● About this exercise
Return each line in the records below that includes "title".

● Entries taken from a collection
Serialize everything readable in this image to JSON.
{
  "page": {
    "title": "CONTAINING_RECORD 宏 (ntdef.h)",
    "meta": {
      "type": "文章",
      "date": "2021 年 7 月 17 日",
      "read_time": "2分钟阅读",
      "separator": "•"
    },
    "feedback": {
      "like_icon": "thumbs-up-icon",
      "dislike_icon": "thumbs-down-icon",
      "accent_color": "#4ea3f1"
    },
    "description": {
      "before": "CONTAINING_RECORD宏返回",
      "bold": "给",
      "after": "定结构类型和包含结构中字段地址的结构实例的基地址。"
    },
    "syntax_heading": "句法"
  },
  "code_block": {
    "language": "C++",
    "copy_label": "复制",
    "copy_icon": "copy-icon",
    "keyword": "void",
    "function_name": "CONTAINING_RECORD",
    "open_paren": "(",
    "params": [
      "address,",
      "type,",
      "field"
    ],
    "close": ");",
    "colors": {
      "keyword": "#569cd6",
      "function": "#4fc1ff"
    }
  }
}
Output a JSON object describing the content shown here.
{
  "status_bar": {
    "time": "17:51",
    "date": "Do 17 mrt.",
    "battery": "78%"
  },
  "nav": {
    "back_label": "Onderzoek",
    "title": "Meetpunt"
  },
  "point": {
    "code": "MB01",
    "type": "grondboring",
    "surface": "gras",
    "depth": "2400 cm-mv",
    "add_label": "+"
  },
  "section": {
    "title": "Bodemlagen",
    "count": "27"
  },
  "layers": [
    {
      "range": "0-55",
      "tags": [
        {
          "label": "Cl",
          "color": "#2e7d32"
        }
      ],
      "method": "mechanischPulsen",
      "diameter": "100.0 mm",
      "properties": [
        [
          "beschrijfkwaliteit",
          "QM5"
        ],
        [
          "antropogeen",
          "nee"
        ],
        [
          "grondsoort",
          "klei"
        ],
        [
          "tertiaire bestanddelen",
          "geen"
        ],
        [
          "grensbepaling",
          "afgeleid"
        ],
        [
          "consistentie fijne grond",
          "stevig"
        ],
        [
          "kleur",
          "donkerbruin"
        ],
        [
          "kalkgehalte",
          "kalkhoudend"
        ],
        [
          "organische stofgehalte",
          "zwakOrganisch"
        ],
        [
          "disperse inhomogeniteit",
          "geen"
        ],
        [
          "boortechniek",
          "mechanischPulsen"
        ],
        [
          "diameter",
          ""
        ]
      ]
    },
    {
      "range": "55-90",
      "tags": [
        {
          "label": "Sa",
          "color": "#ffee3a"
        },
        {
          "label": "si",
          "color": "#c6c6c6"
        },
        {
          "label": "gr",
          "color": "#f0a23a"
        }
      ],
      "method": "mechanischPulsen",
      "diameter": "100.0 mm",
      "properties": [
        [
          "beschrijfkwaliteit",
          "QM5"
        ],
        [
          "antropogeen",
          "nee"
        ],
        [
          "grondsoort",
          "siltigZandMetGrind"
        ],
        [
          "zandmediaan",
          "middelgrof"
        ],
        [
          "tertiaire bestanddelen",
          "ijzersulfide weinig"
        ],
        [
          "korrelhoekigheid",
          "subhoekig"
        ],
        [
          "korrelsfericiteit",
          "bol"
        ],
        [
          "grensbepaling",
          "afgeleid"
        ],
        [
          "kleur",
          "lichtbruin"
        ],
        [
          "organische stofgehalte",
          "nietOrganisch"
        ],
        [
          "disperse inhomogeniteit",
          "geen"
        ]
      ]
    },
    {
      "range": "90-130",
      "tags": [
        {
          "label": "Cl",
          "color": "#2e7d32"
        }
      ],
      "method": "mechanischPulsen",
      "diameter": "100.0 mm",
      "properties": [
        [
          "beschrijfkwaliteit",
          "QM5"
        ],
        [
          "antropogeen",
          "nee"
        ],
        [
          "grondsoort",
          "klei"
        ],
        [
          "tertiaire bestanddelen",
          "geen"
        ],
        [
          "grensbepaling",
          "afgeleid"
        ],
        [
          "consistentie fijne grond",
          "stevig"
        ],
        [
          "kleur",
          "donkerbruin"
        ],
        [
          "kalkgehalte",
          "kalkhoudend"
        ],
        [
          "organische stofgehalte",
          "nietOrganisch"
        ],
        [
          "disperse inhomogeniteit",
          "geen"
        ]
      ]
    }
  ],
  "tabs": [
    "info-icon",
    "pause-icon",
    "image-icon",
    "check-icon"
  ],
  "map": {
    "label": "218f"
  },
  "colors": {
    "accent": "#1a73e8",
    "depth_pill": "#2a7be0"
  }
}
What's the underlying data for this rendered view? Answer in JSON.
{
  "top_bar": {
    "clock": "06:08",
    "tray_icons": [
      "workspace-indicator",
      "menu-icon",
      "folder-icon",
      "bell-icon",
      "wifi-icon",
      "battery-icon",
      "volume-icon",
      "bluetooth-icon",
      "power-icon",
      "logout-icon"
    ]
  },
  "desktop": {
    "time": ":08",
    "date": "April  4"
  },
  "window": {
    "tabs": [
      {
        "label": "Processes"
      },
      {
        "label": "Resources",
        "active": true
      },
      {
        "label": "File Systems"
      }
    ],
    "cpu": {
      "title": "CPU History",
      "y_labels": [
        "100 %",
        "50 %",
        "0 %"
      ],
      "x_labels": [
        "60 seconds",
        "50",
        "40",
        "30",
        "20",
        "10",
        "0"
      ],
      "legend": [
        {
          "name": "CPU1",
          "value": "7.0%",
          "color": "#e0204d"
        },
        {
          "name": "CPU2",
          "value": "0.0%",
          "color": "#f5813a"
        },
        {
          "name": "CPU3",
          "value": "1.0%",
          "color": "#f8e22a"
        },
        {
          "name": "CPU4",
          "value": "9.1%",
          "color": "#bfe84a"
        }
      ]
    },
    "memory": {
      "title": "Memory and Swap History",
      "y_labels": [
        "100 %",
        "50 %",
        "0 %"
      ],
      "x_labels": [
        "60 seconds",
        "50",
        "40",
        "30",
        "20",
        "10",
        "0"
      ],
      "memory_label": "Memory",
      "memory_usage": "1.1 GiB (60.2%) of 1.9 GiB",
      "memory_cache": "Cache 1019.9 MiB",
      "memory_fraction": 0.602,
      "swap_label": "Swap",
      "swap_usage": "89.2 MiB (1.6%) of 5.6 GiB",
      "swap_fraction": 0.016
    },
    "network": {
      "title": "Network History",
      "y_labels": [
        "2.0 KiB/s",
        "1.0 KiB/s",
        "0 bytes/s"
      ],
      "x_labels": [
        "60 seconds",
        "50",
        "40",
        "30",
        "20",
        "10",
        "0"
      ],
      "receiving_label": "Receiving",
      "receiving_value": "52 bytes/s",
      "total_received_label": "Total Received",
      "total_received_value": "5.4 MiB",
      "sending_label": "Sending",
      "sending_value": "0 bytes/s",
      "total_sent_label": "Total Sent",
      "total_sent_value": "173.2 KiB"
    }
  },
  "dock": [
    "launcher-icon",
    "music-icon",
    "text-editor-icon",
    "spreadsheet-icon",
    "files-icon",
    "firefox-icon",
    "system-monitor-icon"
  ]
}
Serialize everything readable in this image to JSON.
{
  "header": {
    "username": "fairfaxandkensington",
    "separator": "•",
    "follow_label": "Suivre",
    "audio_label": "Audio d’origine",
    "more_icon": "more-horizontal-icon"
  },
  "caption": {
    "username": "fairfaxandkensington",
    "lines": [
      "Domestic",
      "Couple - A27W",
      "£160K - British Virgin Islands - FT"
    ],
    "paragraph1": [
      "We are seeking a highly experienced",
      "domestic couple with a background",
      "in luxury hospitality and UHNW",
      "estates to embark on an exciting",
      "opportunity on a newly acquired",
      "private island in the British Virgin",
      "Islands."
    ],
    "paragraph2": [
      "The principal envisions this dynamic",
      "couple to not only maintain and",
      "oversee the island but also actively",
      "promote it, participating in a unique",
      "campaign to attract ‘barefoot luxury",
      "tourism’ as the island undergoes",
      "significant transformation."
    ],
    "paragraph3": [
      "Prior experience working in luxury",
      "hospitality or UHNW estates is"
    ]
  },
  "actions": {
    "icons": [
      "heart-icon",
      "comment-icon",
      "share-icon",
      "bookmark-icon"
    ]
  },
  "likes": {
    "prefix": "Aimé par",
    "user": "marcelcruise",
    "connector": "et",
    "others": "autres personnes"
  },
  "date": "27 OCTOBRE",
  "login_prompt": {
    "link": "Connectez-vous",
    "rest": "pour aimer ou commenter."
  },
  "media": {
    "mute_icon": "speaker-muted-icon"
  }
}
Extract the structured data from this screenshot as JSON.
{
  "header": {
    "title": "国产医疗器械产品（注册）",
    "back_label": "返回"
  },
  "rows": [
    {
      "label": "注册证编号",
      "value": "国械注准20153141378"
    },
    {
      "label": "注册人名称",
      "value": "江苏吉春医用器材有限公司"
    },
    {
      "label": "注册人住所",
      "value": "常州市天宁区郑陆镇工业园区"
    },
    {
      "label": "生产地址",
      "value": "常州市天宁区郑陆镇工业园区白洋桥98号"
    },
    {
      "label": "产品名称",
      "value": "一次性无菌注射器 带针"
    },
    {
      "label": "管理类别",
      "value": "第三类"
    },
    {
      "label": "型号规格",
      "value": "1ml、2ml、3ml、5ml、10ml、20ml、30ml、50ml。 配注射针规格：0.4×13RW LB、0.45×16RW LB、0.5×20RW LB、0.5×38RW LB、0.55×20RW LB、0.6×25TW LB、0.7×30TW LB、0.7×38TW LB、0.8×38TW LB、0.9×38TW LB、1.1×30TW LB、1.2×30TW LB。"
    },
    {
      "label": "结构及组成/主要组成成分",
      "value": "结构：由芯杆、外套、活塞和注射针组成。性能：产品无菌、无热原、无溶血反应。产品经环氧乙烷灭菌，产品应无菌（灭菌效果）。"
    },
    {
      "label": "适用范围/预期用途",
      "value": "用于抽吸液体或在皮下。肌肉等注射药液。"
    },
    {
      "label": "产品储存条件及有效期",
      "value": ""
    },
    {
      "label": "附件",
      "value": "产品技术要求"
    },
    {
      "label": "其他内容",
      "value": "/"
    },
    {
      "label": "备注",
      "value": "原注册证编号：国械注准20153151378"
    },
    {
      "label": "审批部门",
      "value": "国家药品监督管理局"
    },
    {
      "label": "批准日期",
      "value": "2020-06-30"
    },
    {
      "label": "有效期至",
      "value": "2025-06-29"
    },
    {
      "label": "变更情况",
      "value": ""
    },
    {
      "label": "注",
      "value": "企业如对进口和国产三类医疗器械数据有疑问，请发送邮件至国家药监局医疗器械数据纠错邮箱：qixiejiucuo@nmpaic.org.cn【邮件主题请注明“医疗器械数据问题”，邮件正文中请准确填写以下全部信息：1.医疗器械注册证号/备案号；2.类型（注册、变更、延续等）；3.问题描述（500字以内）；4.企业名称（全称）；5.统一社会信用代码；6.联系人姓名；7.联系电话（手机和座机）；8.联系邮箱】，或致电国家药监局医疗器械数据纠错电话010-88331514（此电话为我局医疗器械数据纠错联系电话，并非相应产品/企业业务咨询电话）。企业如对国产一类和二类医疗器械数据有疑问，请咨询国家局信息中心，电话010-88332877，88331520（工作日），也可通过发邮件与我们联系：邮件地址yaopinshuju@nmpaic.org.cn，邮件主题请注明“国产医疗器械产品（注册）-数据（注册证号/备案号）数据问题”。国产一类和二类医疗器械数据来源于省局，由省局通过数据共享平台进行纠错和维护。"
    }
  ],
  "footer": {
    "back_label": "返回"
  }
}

● Worked solution
    "title": "CONTAINING_RECORD 宏 (ntdef.h)",
    "title": "Meetpunt"
    "title": "Bodemlagen",
      "title": "CPU History",
      "title": "Memory and Swap History",
      "title": "Network History",
    "title": "国产医疗器械产品（注册）",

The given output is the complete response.